At the core of Casablanca, Ilsa and Rick’s relationship is a fractured romance. Audiences nowadays are so used to potential couples meeting, getting together, breaking up, and then reuniting to end the film. Casablanca goes about portraying this relationship in a compelling fashion due to the way the two end up meeting again, making it one of the most memorable in all cinema. The film does a nice job of creating a central mystery between our two leads, as there’s already an established relationship that audiences aren’t exactly privy to right away, though they’re given much of the information later on. The fact that the film takes place beyond their initial romantic relationship allows for a compelling and unique take on a genre of film that over decades has become incredibly stale at times.
There’s No Conventional Happy Ending for Rick and Ilsa
What many people might not understand going into Casablanca is that at the heart of the film is a fractured romance that simply won’t work for each individual’s current place in their life. Rick is a nightclub owner and Ilsa is married, as they both find themselves involved in different areas of the war. Ultimately, it’s their broken relationship that ends up leading to one of the most iconic endings of all time. So many audiences watching romance films expect the couple to reunite, but that isn’t the case here, and the film is better off for it. Honestly, Casablanca would feel cheapened if somehow Rick and Ilsa were to get back together, as the story told prior to their parting is one that falls perfectly in line with how everything else plays out before it.
Similar to the way the great David Lean’s Brief Encounter unfolds, another masterclass in unconventional romances from the 1940s, Casablanca is a film that feels as if our two leads, while potentially destined to be together, will never get that chance. What both of these films do in a superb fashion is make the audiences understand that while this relationship is one that feels as if it should conquer all, there are other individuals on the side of their decisions.

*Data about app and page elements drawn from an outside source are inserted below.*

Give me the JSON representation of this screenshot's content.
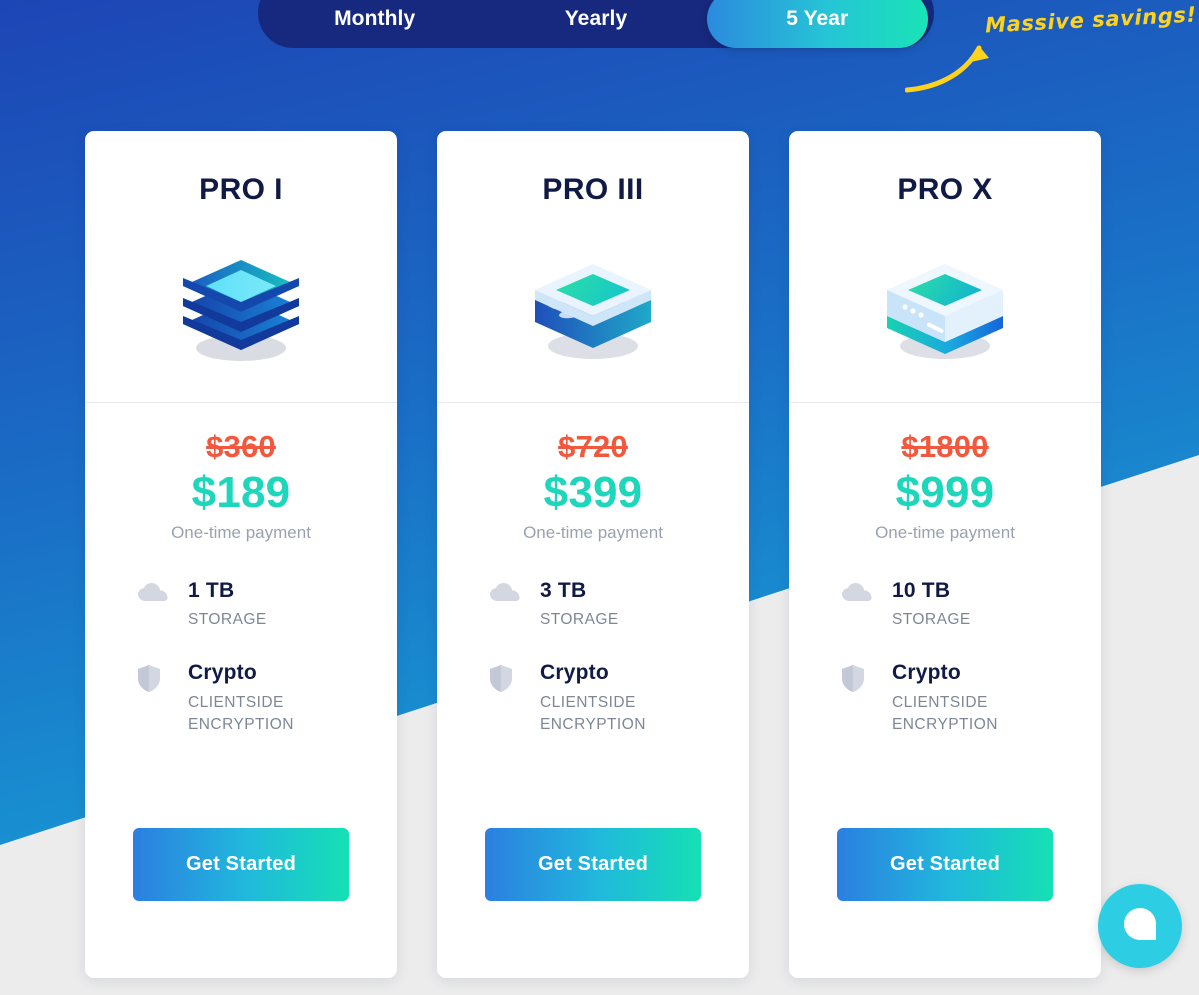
{
  "billing_toggle": {
    "options": [
      {
        "label": "Monthly",
        "active": false
      },
      {
        "label": "Yearly",
        "active": false
      },
      {
        "label": "5 Year",
        "active": true
      }
    ]
  },
  "annotation": {
    "text": "Massive savings!",
    "color": "#ffd21e",
    "arrow_icon": "curved-arrow-icon"
  },
  "plans": [
    {
      "title": "PRO I",
      "icon": "stacked-layers-icon",
      "price_old": "$360",
      "price_new": "$189",
      "price_note": "One-time payment",
      "features": [
        {
          "icon": "cloud-icon",
          "value": "1 TB",
          "label": "STORAGE"
        },
        {
          "icon": "shield-icon",
          "value": "Crypto",
          "label": "CLIENTSIDE\nENCRYPTION"
        }
      ],
      "cta_label": "Get Started"
    },
    {
      "title": "PRO III",
      "icon": "liquid-box-icon",
      "price_old": "$720",
      "price_new": "$399",
      "price_note": "One-time payment",
      "features": [
        {
          "icon": "cloud-icon",
          "value": "3 TB",
          "label": "STORAGE"
        },
        {
          "icon": "shield-icon",
          "value": "Crypto",
          "label": "CLIENTSIDE\nENCRYPTION"
        }
      ],
      "cta_label": "Get Started"
    },
    {
      "title": "PRO X",
      "icon": "server-box-icon",
      "price_old": "$1800",
      "price_new": "$999",
      "price_note": "One-time payment",
      "features": [
        {
          "icon": "cloud-icon",
          "value": "10 TB",
          "label": "STORAGE"
        },
        {
          "icon": "shield-icon",
          "value": "Crypto",
          "label": "CLIENTSIDE\nENCRYPTION"
        }
      ],
      "cta_label": "Get Started"
    }
  ],
  "chat_widget": {
    "icon": "chat-bubble-icon",
    "color": "#2dcee3"
  },
  "colors": {
    "background_blue_top": "#1d45b5",
    "background_blue_bottom": "#1b96d2",
    "toggle_track": "#17297e",
    "accent_teal": "#1ed6bb",
    "price_strike_red": "#f2583e",
    "title_navy": "#111a45",
    "muted_gray": "#9aa1b0",
    "page_gray": "#ececec"
  }
}
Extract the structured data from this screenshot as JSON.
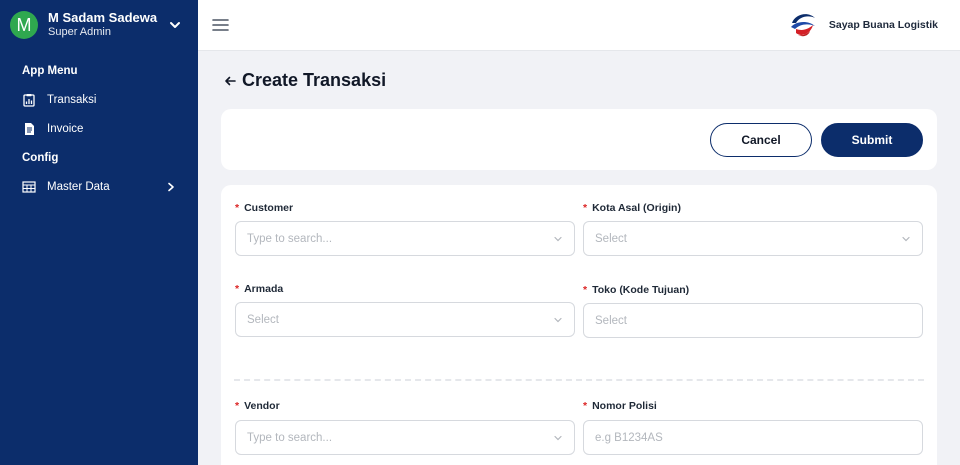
{
  "user": {
    "initial": "M",
    "name": "M Sadam Sadewa",
    "role": "Super Admin"
  },
  "sidebar": {
    "sections": [
      {
        "label": "App Menu",
        "items": [
          {
            "label": "Transaksi",
            "icon": "chart-clipboard-icon"
          },
          {
            "label": "Invoice",
            "icon": "document-icon"
          }
        ]
      },
      {
        "label": "Config",
        "items": [
          {
            "label": "Master Data",
            "icon": "table-icon"
          }
        ]
      }
    ]
  },
  "brand": {
    "name": "Sayap Buana Logistik"
  },
  "page": {
    "title": "Create Transaksi"
  },
  "actions": {
    "cancel": "Cancel",
    "submit": "Submit"
  },
  "form": {
    "customer": {
      "label": "Customer",
      "placeholder": "Type to search..."
    },
    "kota_asal": {
      "label": "Kota Asal (Origin)",
      "placeholder": "Select"
    },
    "armada": {
      "label": "Armada",
      "placeholder": "Select"
    },
    "toko": {
      "label": "Toko (Kode Tujuan)",
      "placeholder": "Select"
    },
    "vendor": {
      "label": "Vendor",
      "placeholder": "Type to search..."
    },
    "nomor_polisi": {
      "label": "Nomor Polisi",
      "placeholder": "e.g B1234AS"
    }
  },
  "colors": {
    "sidebar": "#0c2d6b",
    "primary": "#0c2d6b",
    "avatar": "#2fa84f",
    "required": "#dc2626"
  }
}
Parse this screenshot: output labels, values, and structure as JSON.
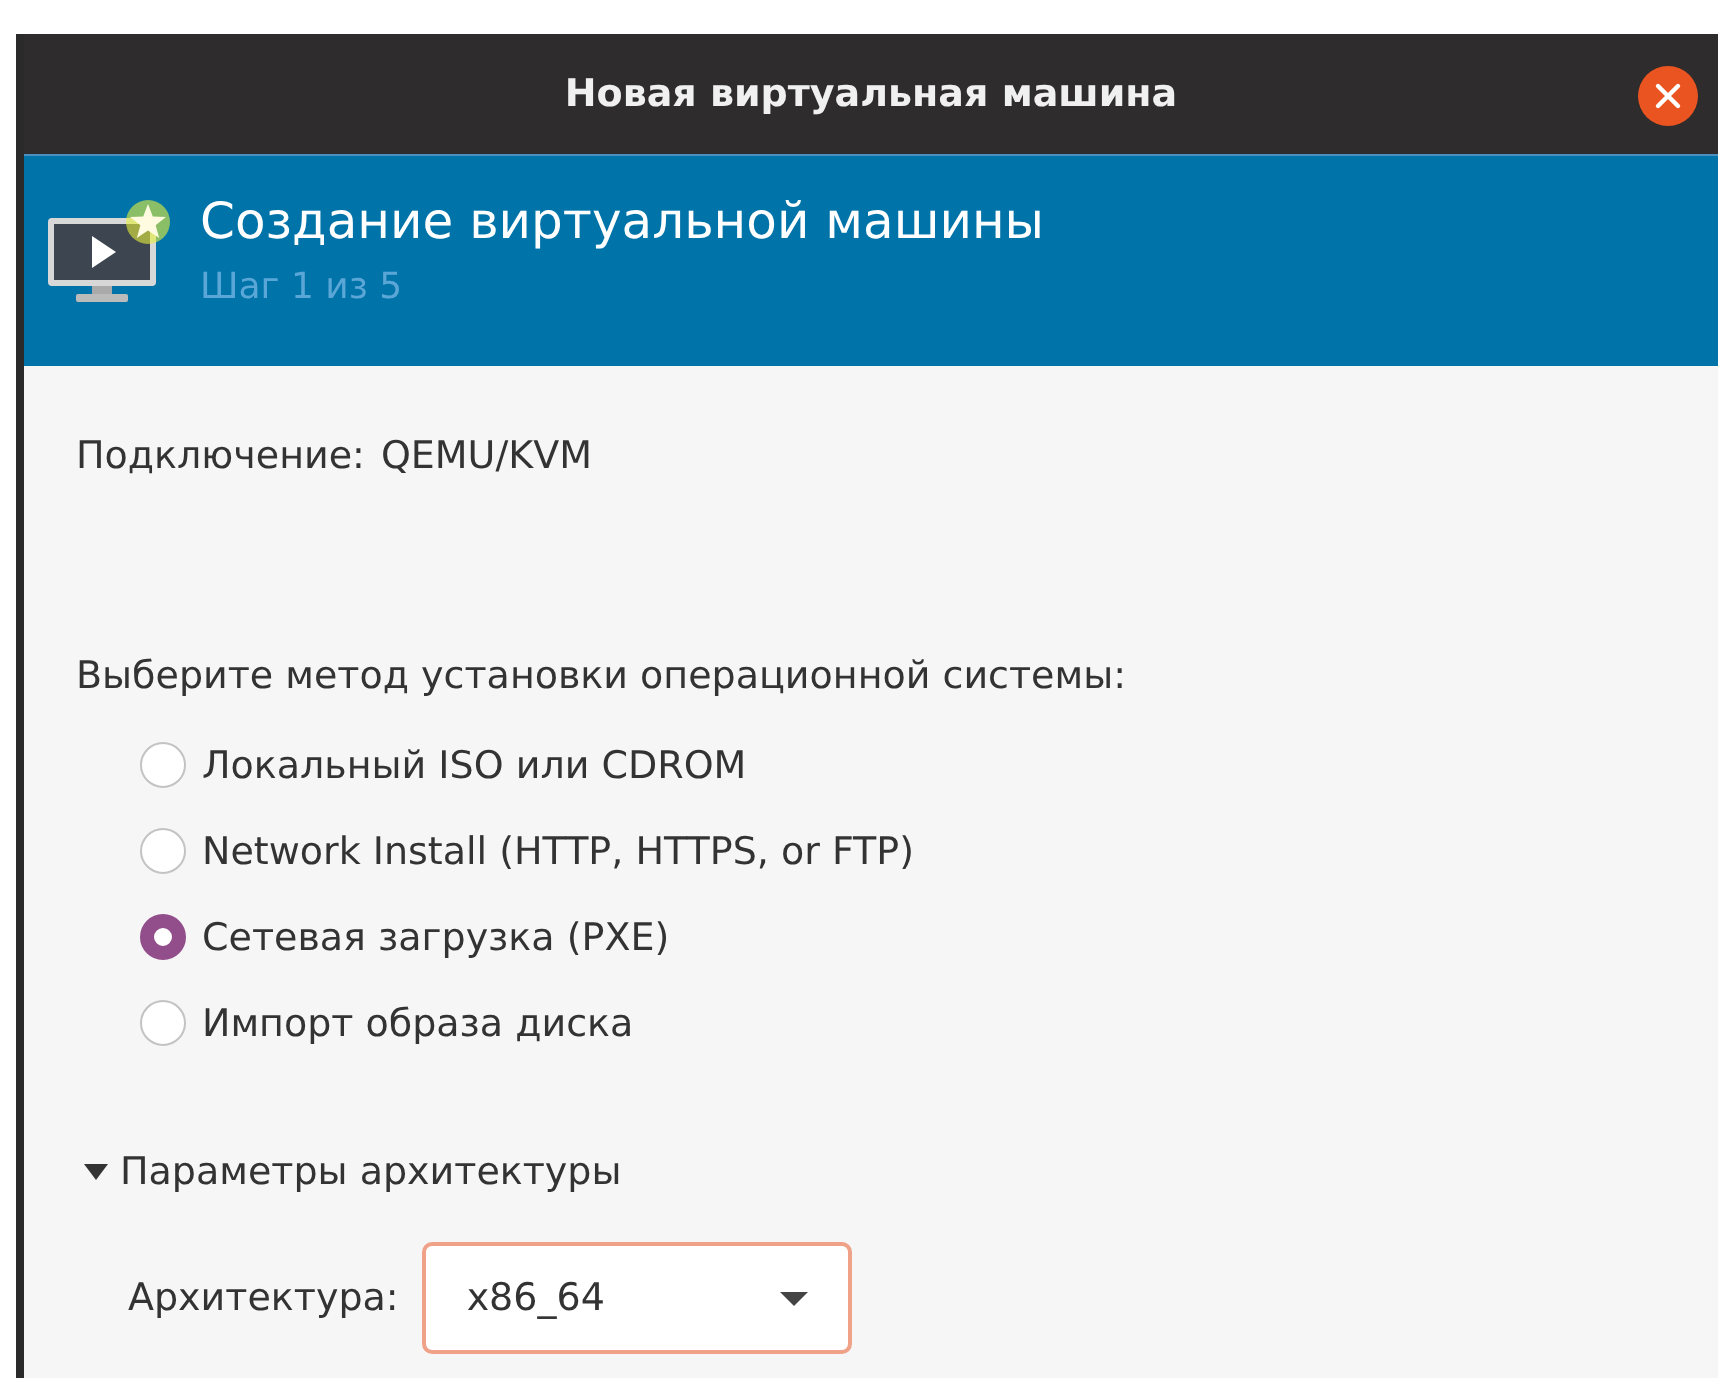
{
  "window": {
    "title": "Новая виртуальная машина"
  },
  "header": {
    "title": "Создание виртуальной машины",
    "step": "Шаг 1 из 5"
  },
  "connection": {
    "label": "Подключение:",
    "value": "QEMU/KVM"
  },
  "install_method": {
    "label": "Выберите метод установки операционной системы:",
    "options": [
      {
        "label": "Локальный ISO или CDROM",
        "selected": false
      },
      {
        "label": "Network Install (HTTP, HTTPS, or FTP)",
        "selected": false
      },
      {
        "label": "Сетевая загрузка (PXE)",
        "selected": true
      },
      {
        "label": "Импорт образа диска",
        "selected": false
      }
    ]
  },
  "architecture": {
    "expander": "Параметры архитектуры",
    "expanded": true,
    "label": "Архитектура:",
    "value": "x86_64",
    "focused": true
  }
}
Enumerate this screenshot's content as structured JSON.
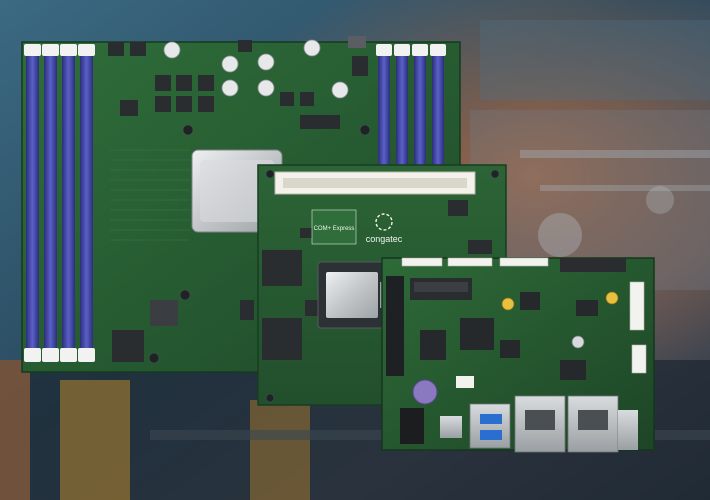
{
  "logos": {
    "com_express": "COM+ Express",
    "congatec": "congatec"
  },
  "colors": {
    "background_blue": "#2a4a60",
    "background_orange": "#c4703e",
    "pcb_green_dark": "#1f4a2a",
    "pcb_green": "#2e6a38",
    "dimm_slot_blue": "#3a3f9a",
    "heatspreader_silver": "#cfd3d6",
    "usb_blue": "#2a6fd0"
  }
}
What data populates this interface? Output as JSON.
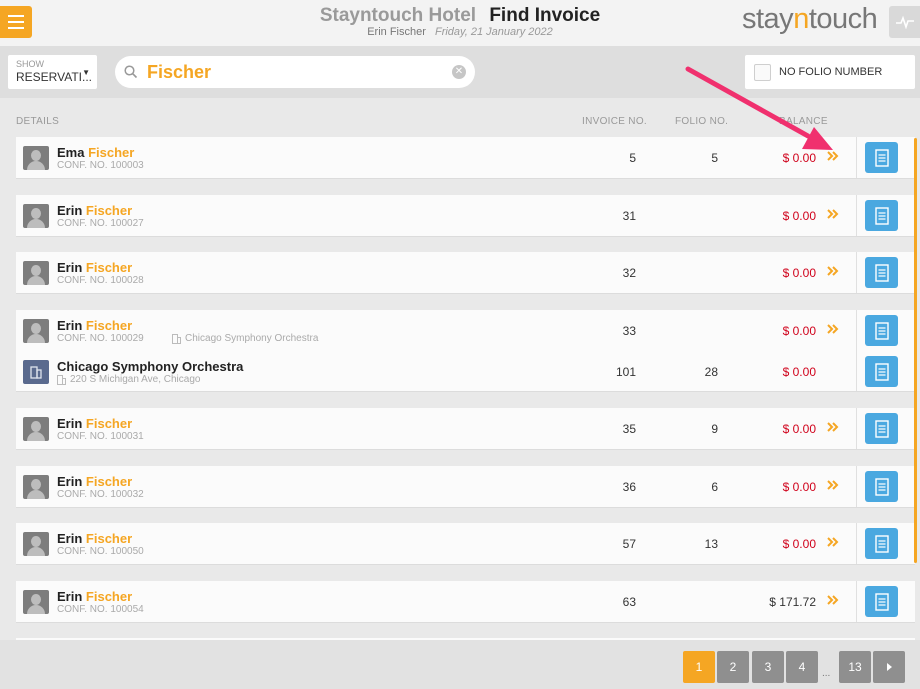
{
  "header": {
    "hotel": "Stayntouch Hotel",
    "page_title": "Find Invoice",
    "user": "Erin Fischer",
    "date": "Friday, 21 January 2022",
    "logo_left": "stay",
    "logo_mid": "n",
    "logo_right": "touch"
  },
  "filters": {
    "show_label": "SHOW",
    "show_value": "RESERVATI...",
    "search_value": "Fischer",
    "no_folio_label": "NO FOLIO NUMBER"
  },
  "columns": {
    "details": "DETAILS",
    "invoice": "INVOICE NO.",
    "folio": "FOLIO NO.",
    "balance": "BALANCE"
  },
  "rows": [
    {
      "first": "Ema",
      "last": "Fischer",
      "conf": "CONF. NO. 100003",
      "invoice": "5",
      "folio": "5",
      "balance": "$ 0.00"
    },
    {
      "first": "Erin",
      "last": "Fischer",
      "conf": "CONF. NO. 100027",
      "invoice": "31",
      "folio": "",
      "balance": "$ 0.00"
    },
    {
      "first": "Erin",
      "last": "Fischer",
      "conf": "CONF. NO. 100028",
      "invoice": "32",
      "folio": "",
      "balance": "$ 0.00"
    },
    {
      "first": "Erin",
      "last": "Fischer",
      "conf": "CONF. NO. 100029",
      "company": "Chicago Symphony Orchestra",
      "invoice": "33",
      "folio": "",
      "balance": "$ 0.00"
    },
    {
      "first": "Erin",
      "last": "Fischer",
      "conf": "CONF. NO. 100031",
      "invoice": "35",
      "folio": "9",
      "balance": "$ 0.00"
    },
    {
      "first": "Erin",
      "last": "Fischer",
      "conf": "CONF. NO. 100032",
      "invoice": "36",
      "folio": "6",
      "balance": "$ 0.00"
    },
    {
      "first": "Erin",
      "last": "Fischer",
      "conf": "CONF. NO. 100050",
      "invoice": "57",
      "folio": "13",
      "balance": "$ 0.00"
    },
    {
      "first": "Erin",
      "last": "Fischer",
      "conf": "CONF. NO. 100054",
      "invoice": "63",
      "folio": "",
      "balance": "$ 171.72"
    }
  ],
  "company_row": {
    "name": "Chicago Symphony Orchestra",
    "address": "220 S Michigan Ave, Chicago",
    "invoice": "101",
    "folio": "28",
    "balance": "$ 0.00"
  },
  "pagination": {
    "pages": [
      "1",
      "2",
      "3",
      "4",
      "13"
    ],
    "current": "1",
    "ellipsis": "..."
  },
  "colors": {
    "accent": "#f5a623",
    "invoice_button": "#4aa8e0",
    "negative_balance": "#d0021b",
    "annotation_arrow": "#f0306e"
  },
  "icons": {
    "menu": "hamburger-icon",
    "search": "search-icon",
    "clear": "clear-icon",
    "guest": "guest-avatar-icon",
    "company": "building-icon",
    "open": "double-chevron-right-icon",
    "invoice": "invoice-icon",
    "next": "caret-right-icon"
  }
}
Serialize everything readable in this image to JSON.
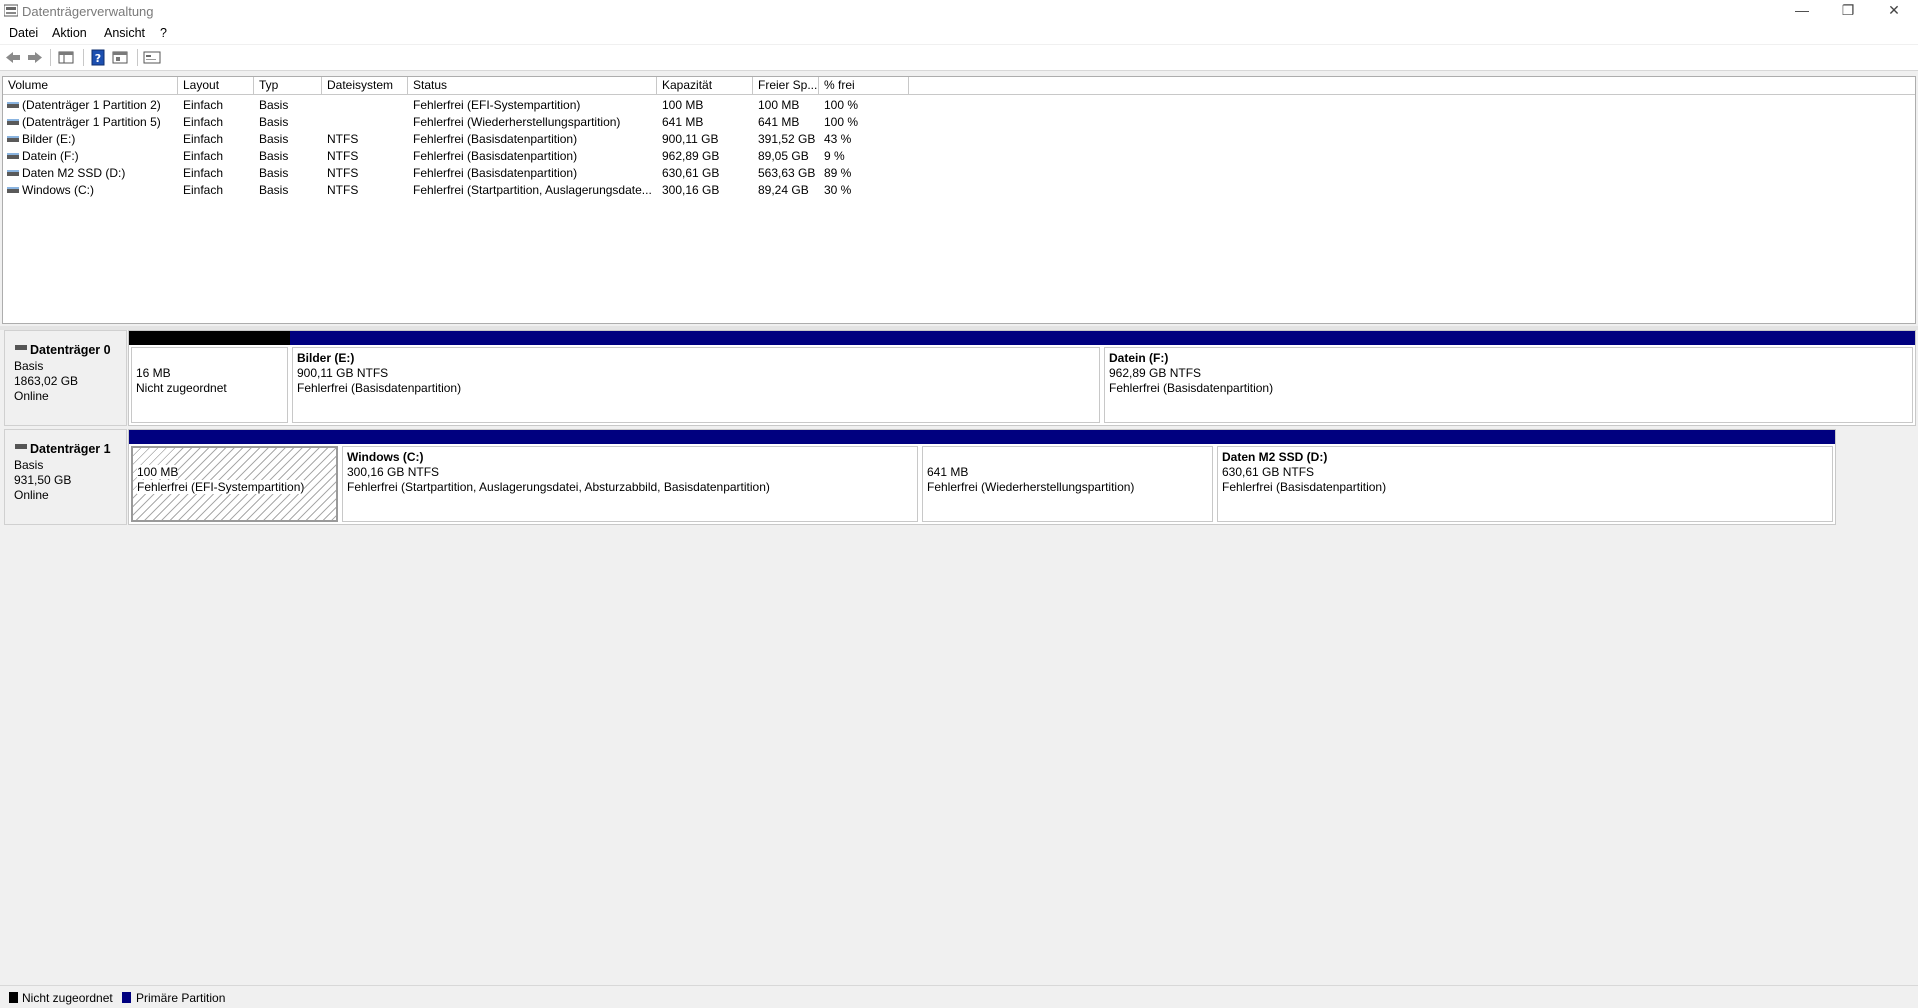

When it comes to Casablanca, it utilizes its setting heavily, as it accentuates its wartime drama situation, further bringing out those romantic flourishes set against the cold and dangerous backdrop. It’s a movie that uses all of its genre elements to enhance each other, from the almost noir-like spectacle that any Bogart performance entails, all the way through to the blistering commanding nature that Bergman’s screen presence provides any time that she appears.
This is a film that was shot and released while World War II was still taking place, and when you consider that fact, the overall feeling that the movie generates hits even harder. Though it wasn’t shot in an occupied territory like Marcel Carné’s superb Children of Paradise, there’s still an aura to the picture that a lot of other films of that particular era didn’t have. Its subverting nature of many romantic tropes that both preceded and followed its release, coupled with its unique backdrop, allow Casablanca to stand as a truly monumental film, and one that has the ability to catch the eye of those who might not necessarily gravitate towards the popular genre.